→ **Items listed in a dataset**
Start of Block

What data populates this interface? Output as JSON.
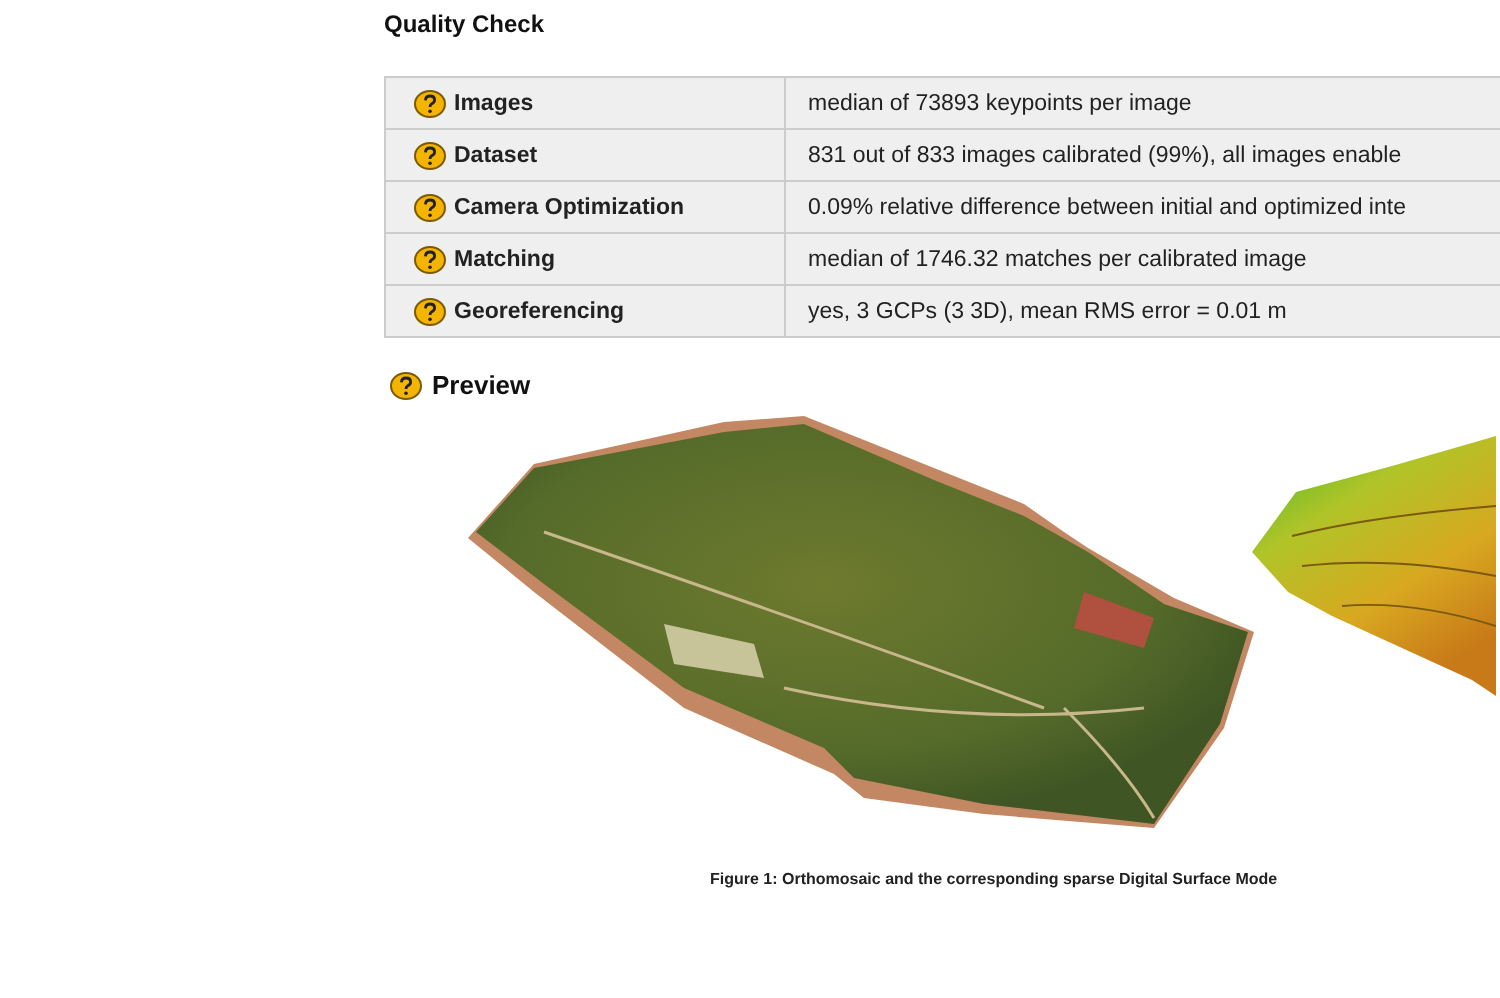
{
  "section_title": "Quality Check",
  "quality_rows": [
    {
      "label": "Images",
      "value": "median of 73893 keypoints per image"
    },
    {
      "label": "Dataset",
      "value": "831 out of 833 images calibrated (99%), all images enable"
    },
    {
      "label": "Camera Optimization",
      "value": "0.09% relative difference between initial and optimized inte"
    },
    {
      "label": "Matching",
      "value": "median of 1746.32 matches per calibrated image"
    },
    {
      "label": "Georeferencing",
      "value": "yes, 3 GCPs (3 3D), mean RMS error = 0.01 m"
    }
  ],
  "preview": {
    "title": "Preview",
    "caption": "Figure 1: Orthomosaic and the corresponding sparse Digital Surface Mode"
  }
}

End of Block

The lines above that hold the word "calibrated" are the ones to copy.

→ **Task solution**
      "value": "831 out of 833 images calibrated (99%), all images enable"
      "value": "median of 1746.32 matches per calibrated image"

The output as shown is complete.